======== Excerpted data ========
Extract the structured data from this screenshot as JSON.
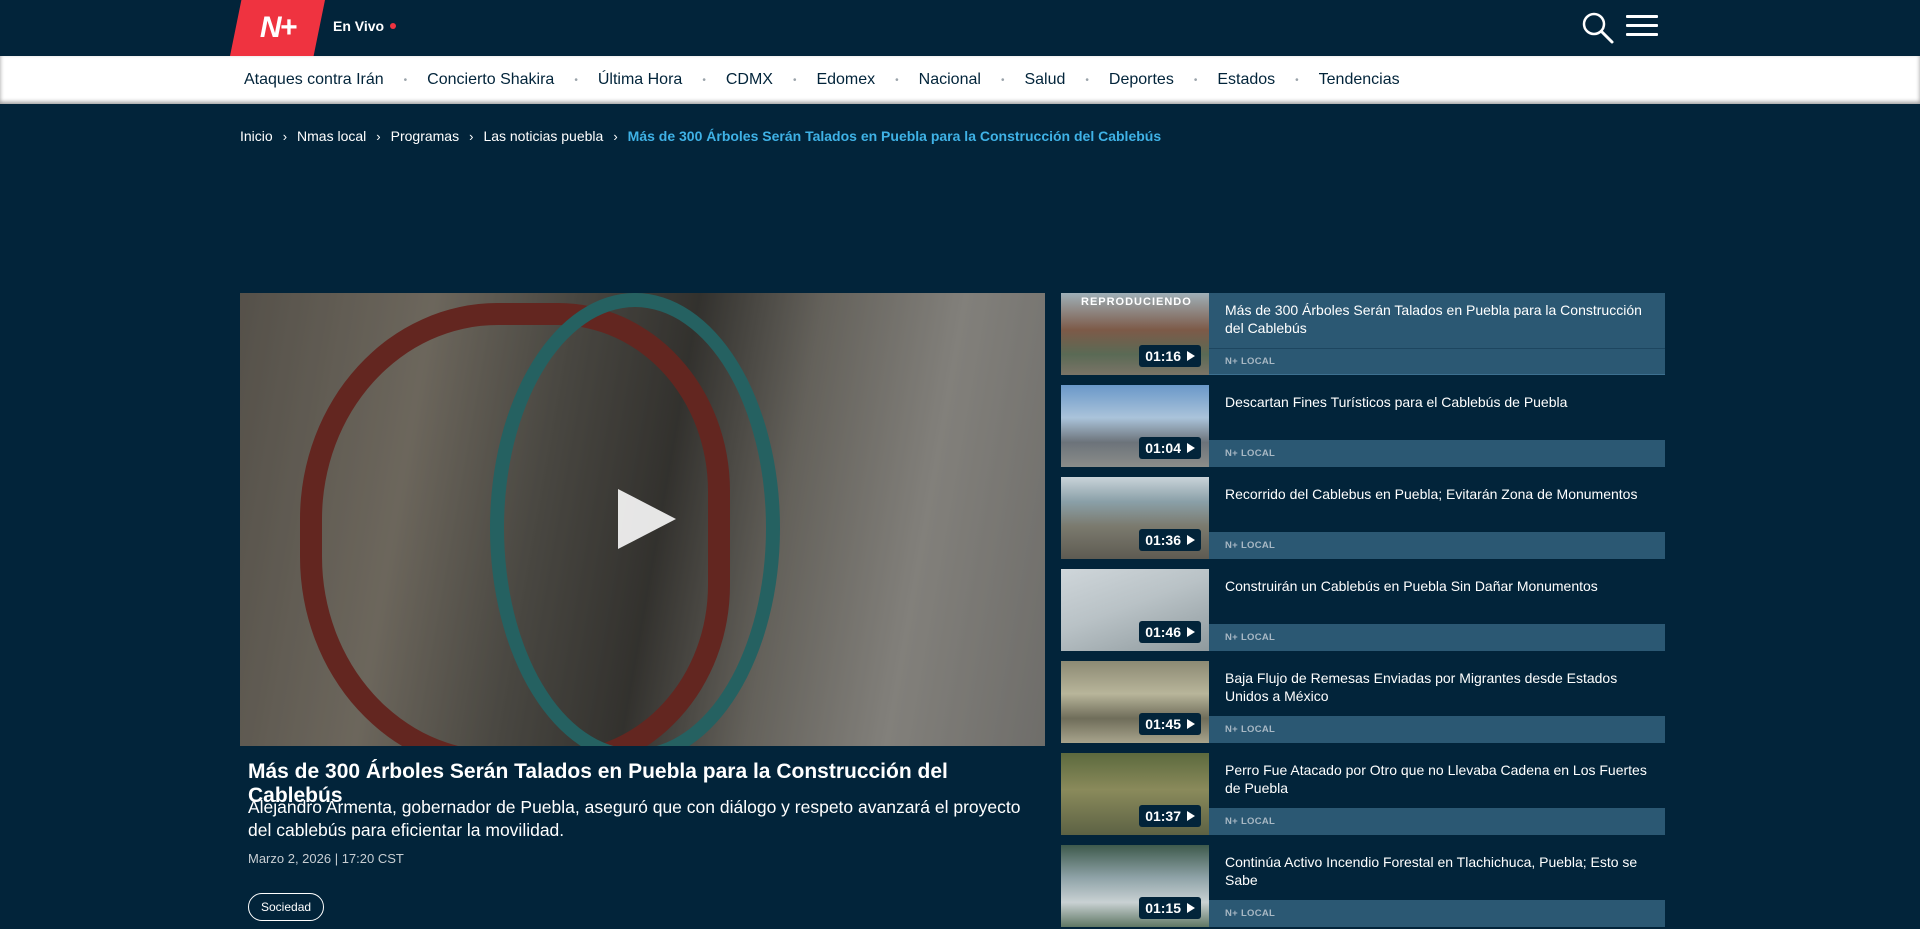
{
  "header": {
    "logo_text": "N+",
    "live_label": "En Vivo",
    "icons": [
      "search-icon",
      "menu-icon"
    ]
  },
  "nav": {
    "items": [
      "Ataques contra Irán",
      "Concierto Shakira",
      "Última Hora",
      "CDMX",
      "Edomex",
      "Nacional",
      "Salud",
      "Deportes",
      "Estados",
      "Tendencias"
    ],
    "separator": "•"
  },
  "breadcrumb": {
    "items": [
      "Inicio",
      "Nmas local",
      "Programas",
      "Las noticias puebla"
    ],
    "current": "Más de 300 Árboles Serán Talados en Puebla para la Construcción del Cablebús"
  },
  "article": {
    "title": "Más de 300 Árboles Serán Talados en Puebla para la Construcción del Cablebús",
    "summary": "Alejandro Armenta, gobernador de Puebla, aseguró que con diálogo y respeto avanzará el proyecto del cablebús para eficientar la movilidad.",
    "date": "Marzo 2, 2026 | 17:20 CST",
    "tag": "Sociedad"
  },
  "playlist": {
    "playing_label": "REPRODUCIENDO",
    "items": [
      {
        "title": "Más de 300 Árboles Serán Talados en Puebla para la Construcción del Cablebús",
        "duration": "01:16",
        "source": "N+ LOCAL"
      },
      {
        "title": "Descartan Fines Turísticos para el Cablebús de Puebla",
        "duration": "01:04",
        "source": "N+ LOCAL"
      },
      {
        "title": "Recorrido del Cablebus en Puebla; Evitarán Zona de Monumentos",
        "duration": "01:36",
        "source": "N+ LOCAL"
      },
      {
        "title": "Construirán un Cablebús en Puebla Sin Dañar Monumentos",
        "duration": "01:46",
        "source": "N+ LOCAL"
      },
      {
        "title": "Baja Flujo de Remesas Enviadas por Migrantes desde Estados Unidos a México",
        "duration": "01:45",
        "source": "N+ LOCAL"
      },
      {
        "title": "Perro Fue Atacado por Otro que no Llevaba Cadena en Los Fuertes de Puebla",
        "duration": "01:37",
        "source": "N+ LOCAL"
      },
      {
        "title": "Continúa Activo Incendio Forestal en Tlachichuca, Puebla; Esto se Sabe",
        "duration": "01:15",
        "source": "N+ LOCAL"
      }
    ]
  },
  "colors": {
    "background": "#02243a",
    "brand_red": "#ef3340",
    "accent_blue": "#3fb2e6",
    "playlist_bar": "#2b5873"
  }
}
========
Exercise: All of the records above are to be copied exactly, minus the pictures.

The answer:
Extract the structured data from this screenshot as JSON.
{
  "header": {
    "logo_text": "N+",
    "live_label": "En Vivo",
    "icons": [
      "search-icon",
      "menu-icon"
    ]
  },
  "nav": {
    "items": [
      "Ataques contra Irán",
      "Concierto Shakira",
      "Última Hora",
      "CDMX",
      "Edomex",
      "Nacional",
      "Salud",
      "Deportes",
      "Estados",
      "Tendencias"
    ],
    "separator": "•"
  },
  "breadcrumb": {
    "items": [
      "Inicio",
      "Nmas local",
      "Programas",
      "Las noticias puebla"
    ],
    "current": "Más de 300 Árboles Serán Talados en Puebla para la Construcción del Cablebús"
  },
  "article": {
    "title": "Más de 300 Árboles Serán Talados en Puebla para la Construcción del Cablebús",
    "summary": "Alejandro Armenta, gobernador de Puebla, aseguró que con diálogo y respeto avanzará el proyecto del cablebús para eficientar la movilidad.",
    "date": "Marzo 2, 2026 | 17:20 CST",
    "tag": "Sociedad"
  },
  "playlist": {
    "playing_label": "REPRODUCIENDO",
    "items": [
      {
        "title": "Más de 300 Árboles Serán Talados en Puebla para la Construcción del Cablebús",
        "duration": "01:16",
        "source": "N+ LOCAL"
      },
      {
        "title": "Descartan Fines Turísticos para el Cablebús de Puebla",
        "duration": "01:04",
        "source": "N+ LOCAL"
      },
      {
        "title": "Recorrido del Cablebus en Puebla; Evitarán Zona de Monumentos",
        "duration": "01:36",
        "source": "N+ LOCAL"
      },
      {
        "title": "Construirán un Cablebús en Puebla Sin Dañar Monumentos",
        "duration": "01:46",
        "source": "N+ LOCAL"
      },
      {
        "title": "Baja Flujo de Remesas Enviadas por Migrantes desde Estados Unidos a México",
        "duration": "01:45",
        "source": "N+ LOCAL"
      },
      {
        "title": "Perro Fue Atacado por Otro que no Llevaba Cadena en Los Fuertes de Puebla",
        "duration": "01:37",
        "source": "N+ LOCAL"
      },
      {
        "title": "Continúa Activo Incendio Forestal en Tlachichuca, Puebla; Esto se Sabe",
        "duration": "01:15",
        "source": "N+ LOCAL"
      }
    ]
  },
  "colors": {
    "background": "#02243a",
    "brand_red": "#ef3340",
    "accent_blue": "#3fb2e6",
    "playlist_bar": "#2b5873"
  }
}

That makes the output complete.